Almost a third of European employees have sent unauthorized information to a third party.
According to research of 4000 people in Europe, 29% of respondents have “purposefully” sent information out of their company, while 15% have taken “business critical information with them from one job to another”. Over half (59%) planned to use it in their next job.
Neil Thacker, deputy CISO at Forcepoint, said that the choice to steal information is about responsibility and accountability from a cultural perspective. “Once [an employee] leaves, their loyalty has gone and when loyalty is gone, we do see an essence of data leakage and storing.”
The research also found that 14% of respondents would sell corporate log-ins to an outsider, and 40% of those would do so for less than £200. Perhaps this is because 22% either do not believe data breaches incur a cost to their employers, or were unsure whether they would.
Mike Smart, product and solutions director at Forcepoint, said: “Research has consistently shown that breaches caused by employees are among the most damaging in terms of their financial and reputational impact. Organizations that ignore the potential security risks that can be caused by employees and other insiders miss an opportunity to strengthen their security posture and protect their companies more broadly.”
In an email to Infosecurity, Oliver Pinson-Roxburgh, EMEA director at Alert Logic, said: “In my experience, we never started a social engineering exercise with bribes as they would always alert security to our actions and would be sure to get us rumbled. We always made it through in other means before getting people to pay.

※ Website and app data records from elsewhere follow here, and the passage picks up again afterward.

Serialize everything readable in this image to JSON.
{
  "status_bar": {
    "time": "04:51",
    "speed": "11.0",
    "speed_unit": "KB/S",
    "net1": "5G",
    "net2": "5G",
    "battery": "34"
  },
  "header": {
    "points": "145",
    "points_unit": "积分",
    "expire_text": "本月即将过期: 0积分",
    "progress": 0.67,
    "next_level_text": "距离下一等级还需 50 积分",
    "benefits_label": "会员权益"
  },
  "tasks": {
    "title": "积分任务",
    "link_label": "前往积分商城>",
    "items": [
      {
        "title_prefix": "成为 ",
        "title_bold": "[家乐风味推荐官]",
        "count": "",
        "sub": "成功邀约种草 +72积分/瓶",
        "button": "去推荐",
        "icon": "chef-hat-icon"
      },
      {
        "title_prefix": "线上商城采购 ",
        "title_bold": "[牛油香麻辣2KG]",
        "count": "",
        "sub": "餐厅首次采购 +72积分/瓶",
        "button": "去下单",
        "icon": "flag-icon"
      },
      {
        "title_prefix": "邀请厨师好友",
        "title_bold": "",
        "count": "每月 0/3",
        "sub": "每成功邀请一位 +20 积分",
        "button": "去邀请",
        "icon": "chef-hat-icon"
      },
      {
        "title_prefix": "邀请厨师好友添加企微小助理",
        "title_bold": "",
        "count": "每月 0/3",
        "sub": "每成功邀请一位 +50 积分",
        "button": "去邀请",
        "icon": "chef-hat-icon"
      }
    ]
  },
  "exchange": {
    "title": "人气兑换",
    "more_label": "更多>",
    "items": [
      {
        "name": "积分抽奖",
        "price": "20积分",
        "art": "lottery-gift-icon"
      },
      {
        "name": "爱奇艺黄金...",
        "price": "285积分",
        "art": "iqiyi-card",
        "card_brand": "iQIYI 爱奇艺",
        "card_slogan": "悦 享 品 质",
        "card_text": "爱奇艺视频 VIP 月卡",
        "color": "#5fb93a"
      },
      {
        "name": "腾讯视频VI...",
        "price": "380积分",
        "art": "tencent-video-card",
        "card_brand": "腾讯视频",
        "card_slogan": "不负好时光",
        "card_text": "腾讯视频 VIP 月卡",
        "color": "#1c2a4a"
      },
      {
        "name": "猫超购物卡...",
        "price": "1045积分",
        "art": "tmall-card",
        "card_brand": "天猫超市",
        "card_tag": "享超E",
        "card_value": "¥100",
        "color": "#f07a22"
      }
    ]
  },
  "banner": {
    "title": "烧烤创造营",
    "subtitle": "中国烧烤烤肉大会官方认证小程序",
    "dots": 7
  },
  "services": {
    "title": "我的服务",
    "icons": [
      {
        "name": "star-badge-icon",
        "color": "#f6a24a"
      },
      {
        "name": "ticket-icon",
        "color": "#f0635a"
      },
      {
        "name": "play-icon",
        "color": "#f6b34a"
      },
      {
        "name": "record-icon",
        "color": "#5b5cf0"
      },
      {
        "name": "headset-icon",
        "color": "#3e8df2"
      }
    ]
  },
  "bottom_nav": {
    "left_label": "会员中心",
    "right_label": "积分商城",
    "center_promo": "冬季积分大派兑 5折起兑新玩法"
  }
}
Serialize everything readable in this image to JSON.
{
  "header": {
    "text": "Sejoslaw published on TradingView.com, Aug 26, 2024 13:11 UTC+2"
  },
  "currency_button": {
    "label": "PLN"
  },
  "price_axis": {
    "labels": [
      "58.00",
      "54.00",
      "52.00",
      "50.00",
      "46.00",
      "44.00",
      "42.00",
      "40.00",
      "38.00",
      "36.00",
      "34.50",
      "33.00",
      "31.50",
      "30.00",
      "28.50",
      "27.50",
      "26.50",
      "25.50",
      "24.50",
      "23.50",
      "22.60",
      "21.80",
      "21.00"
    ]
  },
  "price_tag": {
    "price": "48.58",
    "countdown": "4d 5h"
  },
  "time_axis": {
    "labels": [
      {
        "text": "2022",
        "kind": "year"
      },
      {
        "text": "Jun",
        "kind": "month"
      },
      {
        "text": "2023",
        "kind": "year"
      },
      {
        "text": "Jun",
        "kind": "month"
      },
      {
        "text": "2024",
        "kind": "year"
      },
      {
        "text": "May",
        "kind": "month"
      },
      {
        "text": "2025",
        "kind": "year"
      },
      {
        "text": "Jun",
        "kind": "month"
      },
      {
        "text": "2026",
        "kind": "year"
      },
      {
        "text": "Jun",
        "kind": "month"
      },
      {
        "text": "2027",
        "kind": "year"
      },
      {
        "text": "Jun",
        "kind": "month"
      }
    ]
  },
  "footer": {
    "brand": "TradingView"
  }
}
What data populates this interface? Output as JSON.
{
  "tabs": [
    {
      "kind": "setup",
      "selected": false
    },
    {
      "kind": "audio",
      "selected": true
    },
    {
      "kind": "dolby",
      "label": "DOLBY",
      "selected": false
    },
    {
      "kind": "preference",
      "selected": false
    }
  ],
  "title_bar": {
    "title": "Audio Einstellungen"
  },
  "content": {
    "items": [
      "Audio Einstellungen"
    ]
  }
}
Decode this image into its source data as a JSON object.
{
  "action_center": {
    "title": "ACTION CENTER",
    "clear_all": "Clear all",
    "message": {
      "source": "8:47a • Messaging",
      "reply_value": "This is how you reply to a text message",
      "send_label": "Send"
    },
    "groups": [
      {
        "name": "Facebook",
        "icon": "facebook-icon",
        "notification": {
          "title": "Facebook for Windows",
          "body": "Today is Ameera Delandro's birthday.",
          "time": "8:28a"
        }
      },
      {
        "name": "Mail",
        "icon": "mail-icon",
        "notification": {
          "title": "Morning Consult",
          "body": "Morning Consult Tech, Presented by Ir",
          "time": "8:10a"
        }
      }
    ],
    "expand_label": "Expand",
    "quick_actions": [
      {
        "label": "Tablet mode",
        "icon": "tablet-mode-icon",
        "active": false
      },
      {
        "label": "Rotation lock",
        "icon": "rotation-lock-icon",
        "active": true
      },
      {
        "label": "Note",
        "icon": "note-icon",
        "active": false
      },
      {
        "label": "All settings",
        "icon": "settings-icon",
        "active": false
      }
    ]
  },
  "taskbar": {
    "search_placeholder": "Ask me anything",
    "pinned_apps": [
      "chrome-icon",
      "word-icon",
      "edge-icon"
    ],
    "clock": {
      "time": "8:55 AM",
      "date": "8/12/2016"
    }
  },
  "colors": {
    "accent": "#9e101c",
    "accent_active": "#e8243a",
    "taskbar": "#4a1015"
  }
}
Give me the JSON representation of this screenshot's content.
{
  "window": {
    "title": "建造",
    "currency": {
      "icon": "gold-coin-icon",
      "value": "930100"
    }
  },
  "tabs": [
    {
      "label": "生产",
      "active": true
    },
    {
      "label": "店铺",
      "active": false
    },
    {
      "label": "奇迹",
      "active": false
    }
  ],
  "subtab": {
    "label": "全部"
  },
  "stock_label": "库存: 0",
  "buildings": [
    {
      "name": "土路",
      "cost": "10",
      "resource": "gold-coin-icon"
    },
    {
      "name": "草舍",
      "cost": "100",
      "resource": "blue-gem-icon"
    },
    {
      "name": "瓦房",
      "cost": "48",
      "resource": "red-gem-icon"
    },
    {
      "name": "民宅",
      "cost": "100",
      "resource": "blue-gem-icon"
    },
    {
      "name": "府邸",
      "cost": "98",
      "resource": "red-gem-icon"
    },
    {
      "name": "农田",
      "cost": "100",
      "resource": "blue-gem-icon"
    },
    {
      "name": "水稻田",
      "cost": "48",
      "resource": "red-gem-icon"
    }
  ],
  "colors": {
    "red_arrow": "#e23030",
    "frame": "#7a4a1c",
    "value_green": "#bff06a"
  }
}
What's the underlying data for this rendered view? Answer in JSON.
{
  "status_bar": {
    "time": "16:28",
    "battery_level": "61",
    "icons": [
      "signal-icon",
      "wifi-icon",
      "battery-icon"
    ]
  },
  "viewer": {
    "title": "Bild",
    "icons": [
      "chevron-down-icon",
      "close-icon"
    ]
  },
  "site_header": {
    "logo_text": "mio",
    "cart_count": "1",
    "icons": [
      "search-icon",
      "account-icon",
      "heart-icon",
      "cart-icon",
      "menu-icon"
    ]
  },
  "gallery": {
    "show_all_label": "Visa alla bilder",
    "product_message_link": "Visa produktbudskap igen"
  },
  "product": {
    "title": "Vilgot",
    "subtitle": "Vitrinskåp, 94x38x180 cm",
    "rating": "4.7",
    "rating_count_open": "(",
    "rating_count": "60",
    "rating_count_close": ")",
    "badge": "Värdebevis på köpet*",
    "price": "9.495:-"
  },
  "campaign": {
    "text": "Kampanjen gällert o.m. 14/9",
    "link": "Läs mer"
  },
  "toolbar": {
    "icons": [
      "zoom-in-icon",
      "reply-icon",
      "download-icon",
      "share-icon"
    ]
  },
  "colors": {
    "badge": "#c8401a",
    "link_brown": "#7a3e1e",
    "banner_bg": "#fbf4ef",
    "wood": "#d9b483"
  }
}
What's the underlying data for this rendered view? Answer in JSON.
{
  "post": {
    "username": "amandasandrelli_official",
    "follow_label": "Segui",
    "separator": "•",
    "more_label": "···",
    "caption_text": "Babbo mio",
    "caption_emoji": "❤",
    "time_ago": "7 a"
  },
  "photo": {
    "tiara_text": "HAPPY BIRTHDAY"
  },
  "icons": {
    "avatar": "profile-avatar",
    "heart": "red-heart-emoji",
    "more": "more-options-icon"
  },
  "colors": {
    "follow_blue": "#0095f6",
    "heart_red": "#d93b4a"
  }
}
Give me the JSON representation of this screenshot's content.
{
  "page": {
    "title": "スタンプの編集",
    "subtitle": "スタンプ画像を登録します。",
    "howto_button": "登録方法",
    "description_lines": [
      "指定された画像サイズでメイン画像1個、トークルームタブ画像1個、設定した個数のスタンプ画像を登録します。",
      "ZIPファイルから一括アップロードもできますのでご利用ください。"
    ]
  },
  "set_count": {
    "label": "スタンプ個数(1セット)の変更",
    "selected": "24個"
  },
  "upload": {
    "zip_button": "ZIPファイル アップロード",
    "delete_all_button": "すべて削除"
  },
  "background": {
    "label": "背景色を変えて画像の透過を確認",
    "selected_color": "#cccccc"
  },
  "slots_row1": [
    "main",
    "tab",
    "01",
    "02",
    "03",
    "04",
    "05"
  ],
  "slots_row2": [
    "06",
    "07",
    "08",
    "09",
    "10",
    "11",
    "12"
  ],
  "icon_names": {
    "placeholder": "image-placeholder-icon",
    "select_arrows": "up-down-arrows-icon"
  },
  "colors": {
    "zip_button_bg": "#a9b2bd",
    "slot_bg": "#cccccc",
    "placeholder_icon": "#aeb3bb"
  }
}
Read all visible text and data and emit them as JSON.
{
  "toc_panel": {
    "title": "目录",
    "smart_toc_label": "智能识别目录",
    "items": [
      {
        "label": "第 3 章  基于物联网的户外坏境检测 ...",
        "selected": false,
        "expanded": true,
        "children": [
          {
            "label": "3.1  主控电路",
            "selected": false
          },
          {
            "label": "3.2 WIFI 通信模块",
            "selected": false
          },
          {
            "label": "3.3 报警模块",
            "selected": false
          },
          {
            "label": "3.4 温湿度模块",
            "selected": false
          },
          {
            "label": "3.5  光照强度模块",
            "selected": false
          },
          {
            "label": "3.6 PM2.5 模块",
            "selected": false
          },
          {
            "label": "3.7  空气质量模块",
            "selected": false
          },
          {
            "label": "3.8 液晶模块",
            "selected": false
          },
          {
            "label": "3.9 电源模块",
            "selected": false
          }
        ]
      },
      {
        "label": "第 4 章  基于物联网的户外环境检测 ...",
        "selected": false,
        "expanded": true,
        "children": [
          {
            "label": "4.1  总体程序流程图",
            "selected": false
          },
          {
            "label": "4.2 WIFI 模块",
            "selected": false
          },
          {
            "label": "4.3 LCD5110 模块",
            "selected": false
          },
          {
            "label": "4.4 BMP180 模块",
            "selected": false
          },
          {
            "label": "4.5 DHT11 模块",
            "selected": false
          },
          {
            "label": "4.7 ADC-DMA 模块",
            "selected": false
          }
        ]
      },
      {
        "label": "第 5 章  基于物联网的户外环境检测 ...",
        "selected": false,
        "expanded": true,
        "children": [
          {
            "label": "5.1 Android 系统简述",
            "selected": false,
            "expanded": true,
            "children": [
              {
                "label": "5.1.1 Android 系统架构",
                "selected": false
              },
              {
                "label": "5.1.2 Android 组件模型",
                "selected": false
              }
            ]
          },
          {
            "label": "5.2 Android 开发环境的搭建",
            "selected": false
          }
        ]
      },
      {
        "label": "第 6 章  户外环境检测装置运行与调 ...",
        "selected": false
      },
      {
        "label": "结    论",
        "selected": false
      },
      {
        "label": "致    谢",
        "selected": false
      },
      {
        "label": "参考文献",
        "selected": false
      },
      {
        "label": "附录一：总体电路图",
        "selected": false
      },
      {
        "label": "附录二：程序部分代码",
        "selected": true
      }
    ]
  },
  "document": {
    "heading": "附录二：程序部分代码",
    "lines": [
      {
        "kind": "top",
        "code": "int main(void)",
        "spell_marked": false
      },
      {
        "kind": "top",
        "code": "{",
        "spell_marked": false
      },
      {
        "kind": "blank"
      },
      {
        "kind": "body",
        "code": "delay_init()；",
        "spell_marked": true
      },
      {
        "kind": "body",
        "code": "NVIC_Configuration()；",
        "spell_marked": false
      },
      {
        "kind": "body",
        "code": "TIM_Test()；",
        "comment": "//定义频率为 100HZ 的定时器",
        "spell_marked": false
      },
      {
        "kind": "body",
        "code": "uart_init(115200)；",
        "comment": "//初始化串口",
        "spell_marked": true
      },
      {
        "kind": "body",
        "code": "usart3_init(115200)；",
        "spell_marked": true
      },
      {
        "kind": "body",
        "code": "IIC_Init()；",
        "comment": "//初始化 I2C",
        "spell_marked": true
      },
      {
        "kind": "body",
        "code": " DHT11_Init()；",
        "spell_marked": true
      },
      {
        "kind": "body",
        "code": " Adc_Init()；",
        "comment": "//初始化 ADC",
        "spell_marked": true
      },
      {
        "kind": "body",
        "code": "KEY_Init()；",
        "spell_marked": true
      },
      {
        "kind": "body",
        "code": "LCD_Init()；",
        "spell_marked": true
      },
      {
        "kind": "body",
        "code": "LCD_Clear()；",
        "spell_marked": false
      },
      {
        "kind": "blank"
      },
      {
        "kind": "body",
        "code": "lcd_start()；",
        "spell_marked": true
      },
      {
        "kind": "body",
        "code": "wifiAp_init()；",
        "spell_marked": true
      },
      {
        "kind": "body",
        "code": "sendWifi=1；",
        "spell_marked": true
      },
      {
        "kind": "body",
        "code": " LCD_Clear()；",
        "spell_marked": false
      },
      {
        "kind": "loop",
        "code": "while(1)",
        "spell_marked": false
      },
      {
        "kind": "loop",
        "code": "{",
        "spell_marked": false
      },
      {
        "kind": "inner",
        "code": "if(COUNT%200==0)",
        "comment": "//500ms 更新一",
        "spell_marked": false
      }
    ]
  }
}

“That’s not to say the insider threat isn’t real; just that the attackers have loads of other more covert ways before going this route. It also really depends on the organization though - in more challenging environments, getting to someone inside the organization would always be an option and that would start with profiling the correct person to get you best access. This is also maybe where the respondents are going with this, which is ‘what could they possibly do with my access?’ I for sure would not want any of my employees considering that game of Russian roulette.”
Carl Leonard, principal security analyst at Forcepoint, added that the sensitivity of the breach depends on what the data is – personally identifiable information, credentials, business plans. “People’s behavior changes over time and you adjust your risk for doing certain things, and in the last month of [someone’s employment] you don’t let them download or access the source code repository and businesses have not got the know how to do that,” he said.
Pinson-Roxburgh said that overall, people want to do their jobs well and if they meet hurdles they will jump over them or pass under them - whichever is easier.
“Educate people to be diligent, limit their ability to make bad decisions and be able to detect an incident and be ready to respond,” he said. “I have also seen people just not understand their processes and procedures, and end up using unsafe online tools to do their job and inadvertently leak information. I am sure this is often a time pressure issue, or process gets in the way and they cannot understand the risk or impact on the business. Leaders need to take a stand and lead by example, drive good practice and behavior around security of data!”